Exercise requirements
Every line of the entries below that mentions "icon" is to be copied out.

[Dataset rows describing interfaces]
____

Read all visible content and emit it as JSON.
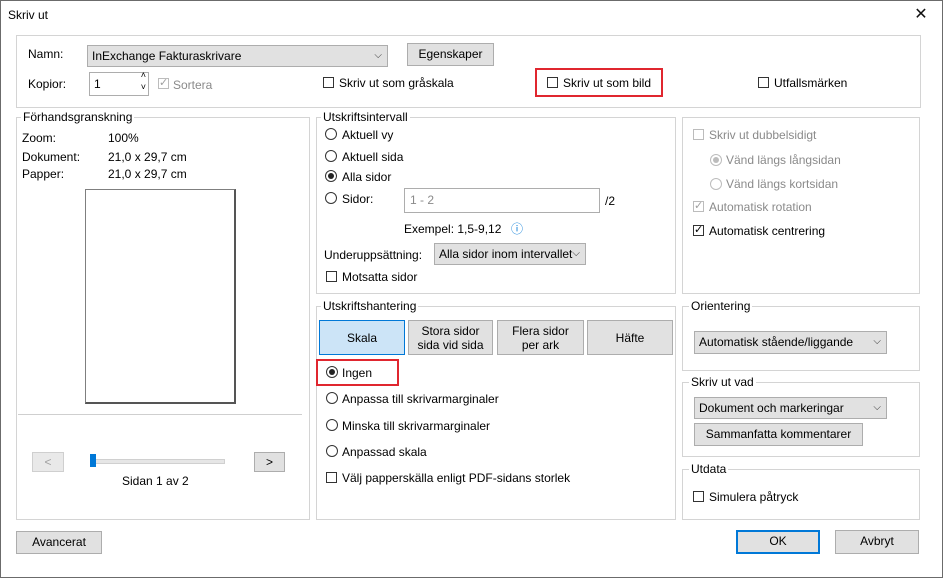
{
  "window": {
    "title": "Skriv ut",
    "close_glyph": "✕"
  },
  "printer": {
    "name_label": "Namn:",
    "name_value": "InExchange Fakturaskrivare",
    "properties_button": "Egenskaper",
    "copies_label": "Kopior:",
    "copies_value": "1",
    "collate_label": "Sortera",
    "grayscale_label": "Skriv ut som gråskala",
    "as_image_label": "Skriv ut som bild",
    "bleed_marks_label": "Utfallsmärken"
  },
  "preview": {
    "title": "Förhandsgranskning",
    "zoom_label": "Zoom:",
    "zoom_value": "100%",
    "document_label": "Dokument:",
    "document_value": "21,0 x 29,7 cm",
    "paper_label": "Papper:",
    "paper_value": "21,0 x 29,7 cm",
    "prev_glyph": "<",
    "next_glyph": ">",
    "page_text": "Sidan 1 av 2"
  },
  "range": {
    "title": "Utskriftsintervall",
    "current_view": "Aktuell vy",
    "current_page": "Aktuell sida",
    "all_pages": "Alla sidor",
    "pages_label": "Sidor:",
    "pages_placeholder": "1 - 2",
    "pages_total": "/2",
    "example": "Exempel: 1,5-9,12",
    "info_glyph": "ⓘ",
    "subset_label": "Underuppsättning:",
    "subset_value": "Alla sidor inom intervallet",
    "reverse_label": "Motsatta sidor"
  },
  "duplex": {
    "print_duplex": "Skriv ut dubbelsidigt",
    "long_edge": "Vänd längs långsidan",
    "short_edge": "Vänd längs kortsidan",
    "auto_rotate": "Automatisk rotation",
    "auto_center": "Automatisk centrering"
  },
  "handling": {
    "title": "Utskriftshantering",
    "tabs": [
      "Skala",
      "Stora sidor\nsida vid sida",
      "Flera sidor\nper ark",
      "Häfte"
    ],
    "none": "Ingen",
    "fit": "Anpassa till skrivarmarginaler",
    "shrink": "Minska till skrivarmarginaler",
    "custom": "Anpassad skala",
    "paper_source": "Välj papperskälla enligt PDF-sidans storlek"
  },
  "orientation": {
    "title": "Orientering",
    "value": "Automatisk stående/liggande"
  },
  "print_what": {
    "title": "Skriv ut vad",
    "value": "Dokument och markeringar",
    "summarize_button": "Sammanfatta kommentarer"
  },
  "output": {
    "title": "Utdata",
    "simulate_overprint": "Simulera påtryck"
  },
  "footer": {
    "advanced": "Avancerat",
    "ok": "OK",
    "cancel": "Avbryt"
  },
  "colors": {
    "accent": "#0078d7",
    "highlight": "#e0262f",
    "selected_tab": "#cce4f7"
  }
}
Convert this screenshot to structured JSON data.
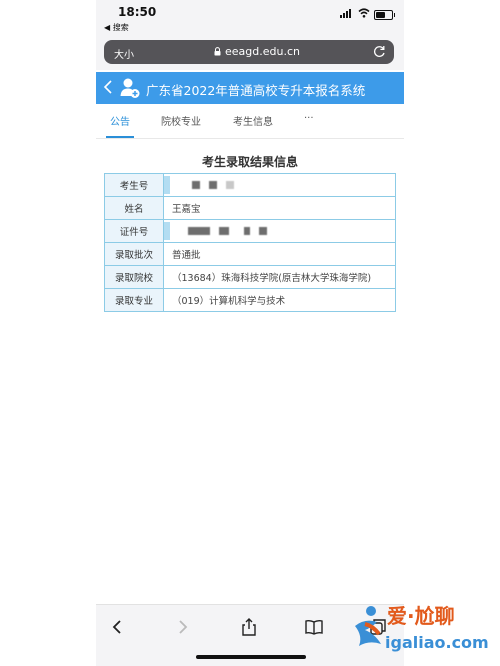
{
  "status_bar": {
    "time": "18:50",
    "back_app": "◀ 搜索"
  },
  "browser": {
    "text_size": "大小",
    "url": "eeagd.edu.cn"
  },
  "header": {
    "title": "广东省2022年普通高校专升本报名系统"
  },
  "tabs": [
    {
      "label": "公告"
    },
    {
      "label": "院校专业"
    },
    {
      "label": "考生信息"
    },
    {
      "label": "···"
    }
  ],
  "result": {
    "title": "考生录取结果信息",
    "rows": [
      {
        "label": "考生号",
        "value": ""
      },
      {
        "label": "姓名",
        "value": "王嘉宝"
      },
      {
        "label": "证件号",
        "value": ""
      },
      {
        "label": "录取批次",
        "value": "普通批"
      },
      {
        "label": "录取院校",
        "value": "（13684）珠海科技学院(原吉林大学珠海学院)"
      },
      {
        "label": "录取专业",
        "value": "（019）计算机科学与技术"
      }
    ]
  },
  "watermark": {
    "main": "爱·尬聊",
    "sub": "igaliao.com"
  },
  "colors": {
    "header_bg": "#3d9be9",
    "active_tab": "#2a8fd8",
    "table_border": "#8ccbe6"
  }
}
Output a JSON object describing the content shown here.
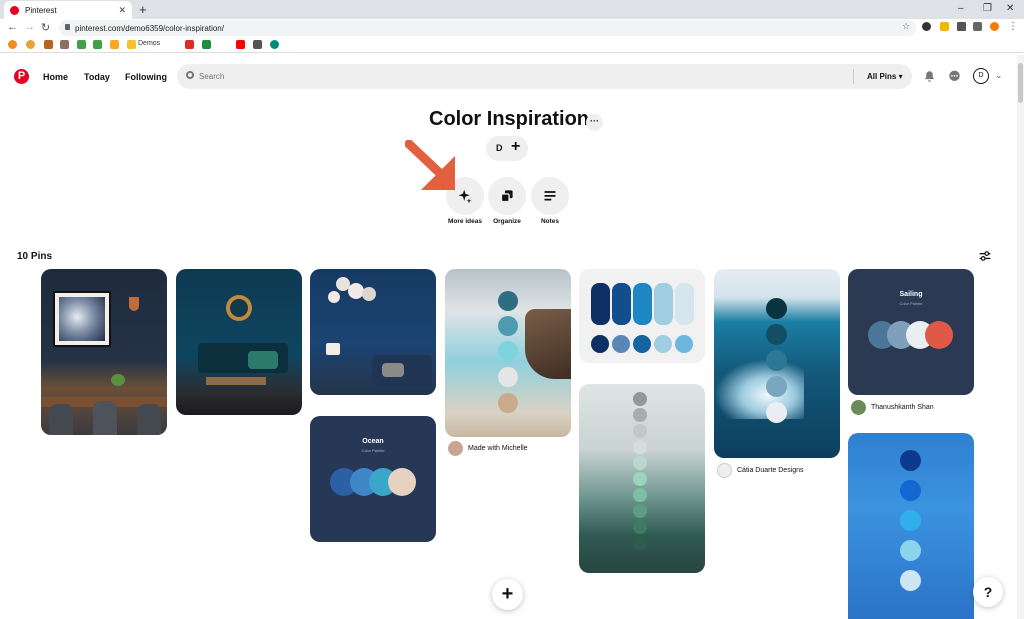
{
  "browser": {
    "tab_title": "Pinterest",
    "url": "pinterest.com/demo6359/color-inspiration/",
    "bookmark_folder": "Demos"
  },
  "header": {
    "nav": [
      "Home",
      "Today",
      "Following"
    ],
    "search_placeholder": "Search",
    "filter_label": "All Pins",
    "avatar_initial": "D"
  },
  "board": {
    "title": "Color Inspiration",
    "collaborator_initial": "D",
    "actions": [
      {
        "label": "More ideas",
        "icon": "sparkle-icon"
      },
      {
        "label": "Organize",
        "icon": "organize-icon"
      },
      {
        "label": "Notes",
        "icon": "notes-icon"
      }
    ],
    "pin_count": "10 Pins"
  },
  "pins": {
    "ocean": {
      "title": "Ocean",
      "subtitle": "Color Palette"
    },
    "sailing": {
      "title": "Sailing",
      "subtitle": "Color Palette"
    },
    "authors": [
      "Made with Michelle",
      "Cátia Duarte Designs",
      "Thanushkanth Shan"
    ]
  },
  "colors": {
    "brand": "#e60023",
    "arrow": "#e2603f",
    "navy": "#263856"
  }
}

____

Exercise result
        "icon": "sparkle-icon"
        "icon": "organize-icon"
        "icon": "notes-icon"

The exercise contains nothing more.